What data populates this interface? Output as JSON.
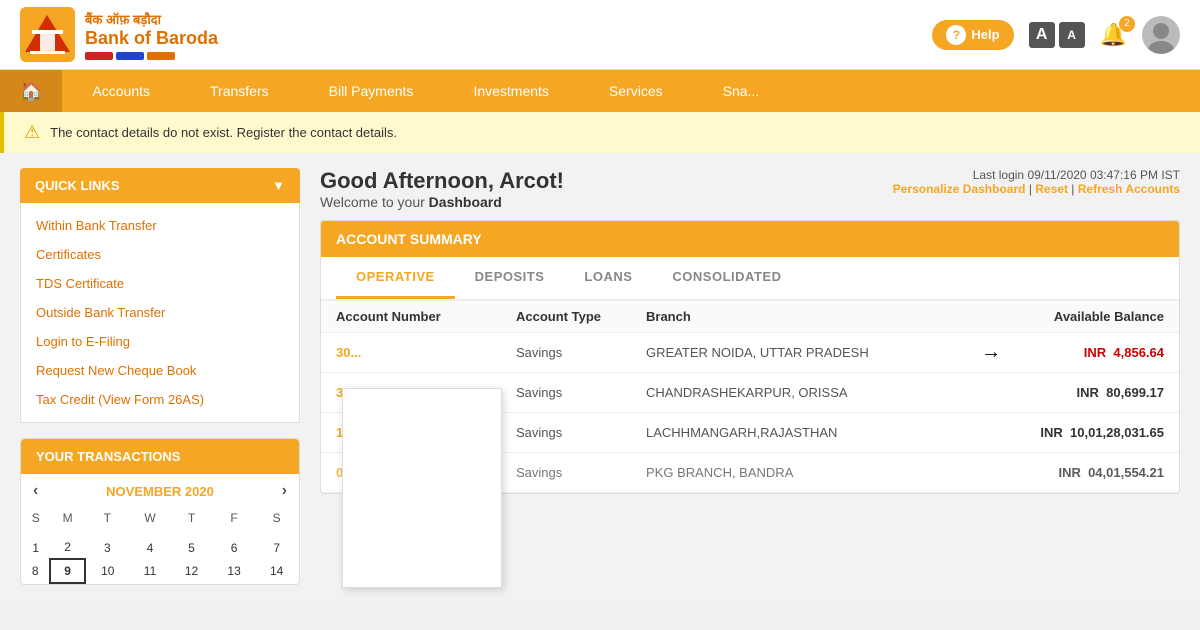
{
  "header": {
    "logo_hindi": "बैंक ऑफ़ बड़ौदा",
    "logo_english": "Bank of Baroda",
    "help_label": "Help",
    "font_large": "A",
    "font_small": "A",
    "bell_badge": "2"
  },
  "navbar": {
    "home_icon": "🏠",
    "items": [
      {
        "label": "Accounts",
        "id": "accounts"
      },
      {
        "label": "Transfers",
        "id": "transfers"
      },
      {
        "label": "Bill Payments",
        "id": "bill-payments"
      },
      {
        "label": "Investments",
        "id": "investments"
      },
      {
        "label": "Services",
        "id": "services"
      },
      {
        "label": "Sna...",
        "id": "more"
      }
    ]
  },
  "alert": {
    "message": "The contact details do not exist. Register the contact details."
  },
  "sidebar": {
    "quick_links_title": "QUICK LINKS",
    "links": [
      "Within Bank Transfer",
      "Certificates",
      "TDS Certificate",
      "Outside Bank Transfer",
      "Login to E-Filing",
      "Request New Cheque Book",
      "Tax Credit (View Form 26AS)"
    ],
    "transactions_title": "YOUR TRANSACTIONS",
    "calendar": {
      "month": "NOVEMBER 2020",
      "days_header": [
        "S",
        "M",
        "T",
        "W",
        "T",
        "F",
        "S"
      ],
      "weeks": [
        [
          null,
          null,
          null,
          null,
          null,
          null,
          null
        ],
        [
          "1",
          "2",
          "3",
          "4",
          "5",
          "6",
          "7"
        ],
        [
          "8",
          "9",
          "10",
          "11",
          "12",
          "13",
          "14"
        ]
      ],
      "today": "9"
    }
  },
  "dashboard": {
    "greeting": "Good Afternoon, Arcot!",
    "welcome": "Welcome to your ",
    "welcome_bold": "Dashboard",
    "last_login_label": "Last login 09/11/2020 03:47:16 PM IST",
    "personalize_label": "Personalize Dashboard",
    "reset_label": "Reset",
    "refresh_label": "Refresh Accounts",
    "account_summary_title": "ACCOUNT SUMMARY",
    "tabs": [
      {
        "label": "OPERATIVE",
        "active": true
      },
      {
        "label": "DEPOSITS",
        "active": false
      },
      {
        "label": "LOANS",
        "active": false
      },
      {
        "label": "CONSOLIDATED",
        "active": false
      }
    ],
    "table_headers": {
      "account_number": "Account Number",
      "account_type": "Account Type",
      "branch": "Branch",
      "balance": "Available Balance"
    },
    "accounts": [
      {
        "number": "30...",
        "type": "Savings",
        "branch": "GREATER NOIDA, UTTAR PRADESH",
        "balance": "INR  4,856.64",
        "highlight": true,
        "arrow": true
      },
      {
        "number": "32...",
        "type": "Savings",
        "branch": "CHANDRASHEKARPUR, ORISSA",
        "balance": "INR  80,699.17",
        "highlight": false,
        "arrow": false
      },
      {
        "number": "14...",
        "type": "Savings",
        "branch": "LACHHMANGARH,RAJASTHAN",
        "balance": "INR  10,01,28,031.65",
        "highlight": false,
        "arrow": false
      },
      {
        "number": "000...",
        "type": "Savings",
        "branch": "PKG BRANCH, BANDRA",
        "balance": "INR  04,01,554.21",
        "highlight": false,
        "arrow": false
      }
    ]
  }
}
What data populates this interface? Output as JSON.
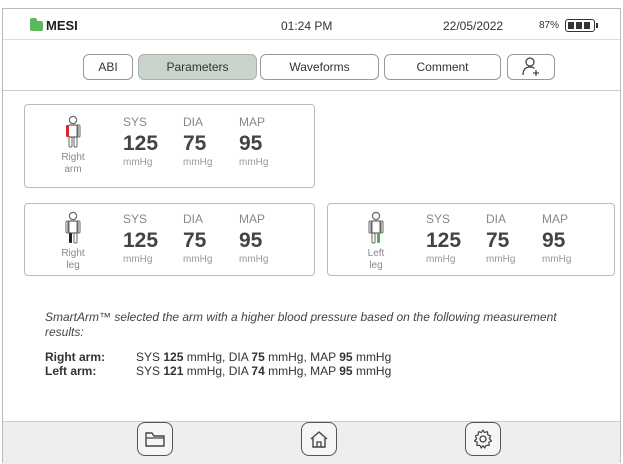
{
  "status": {
    "brand": "MESI",
    "time": "01:24 PM",
    "date": "22/05/2022",
    "battery": "87%"
  },
  "tabs": {
    "abi": "ABI",
    "parameters": "Parameters",
    "waveforms": "Waveforms",
    "comment": "Comment",
    "active": "Parameters",
    "add_user_icon": "add-user-icon"
  },
  "measurements": {
    "right_arm": {
      "limb_line1": "Right",
      "limb_line2": "arm",
      "sys_label": "SYS",
      "dia_label": "DIA",
      "map_label": "MAP",
      "sys": "125",
      "dia": "75",
      "map": "95",
      "unit": "mmHg",
      "highlight_color": "#d9262b"
    },
    "right_leg": {
      "limb_line1": "Right",
      "limb_line2": "leg",
      "sys_label": "SYS",
      "dia_label": "DIA",
      "map_label": "MAP",
      "sys": "125",
      "dia": "75",
      "map": "95",
      "unit": "mmHg",
      "highlight_color": "#222222"
    },
    "left_leg": {
      "limb_line1": "Left",
      "limb_line2": "leg",
      "sys_label": "SYS",
      "dia_label": "DIA",
      "map_label": "MAP",
      "sys": "125",
      "dia": "75",
      "map": "95",
      "unit": "mmHg",
      "highlight_color": "#4caf50"
    }
  },
  "smartarm_note": "SmartArm™  selected the arm with a higher blood pressure based on the following measurement results:",
  "results": {
    "right": {
      "label": "Right arm:",
      "sys": "125",
      "dia": "75",
      "map": "95"
    },
    "left": {
      "label": "Left arm:",
      "sys": "121",
      "dia": "74",
      "map": "95"
    },
    "sys_prefix": "SYS ",
    "dia_prefix": "DIA ",
    "map_prefix": "MAP ",
    "unit_comma": " mmHg, ",
    "unit": " mmHg"
  },
  "nav": {
    "files_icon": "folder-icon",
    "home_icon": "home-icon",
    "settings_icon": "gear-icon"
  },
  "colors": {
    "brand_green": "#5cb85c",
    "active_tab": "#c8d3cc"
  }
}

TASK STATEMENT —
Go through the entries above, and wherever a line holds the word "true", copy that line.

RESULT OF THIS EXERCISE —
        "active": true
        "highlight": true,
        "arrow": true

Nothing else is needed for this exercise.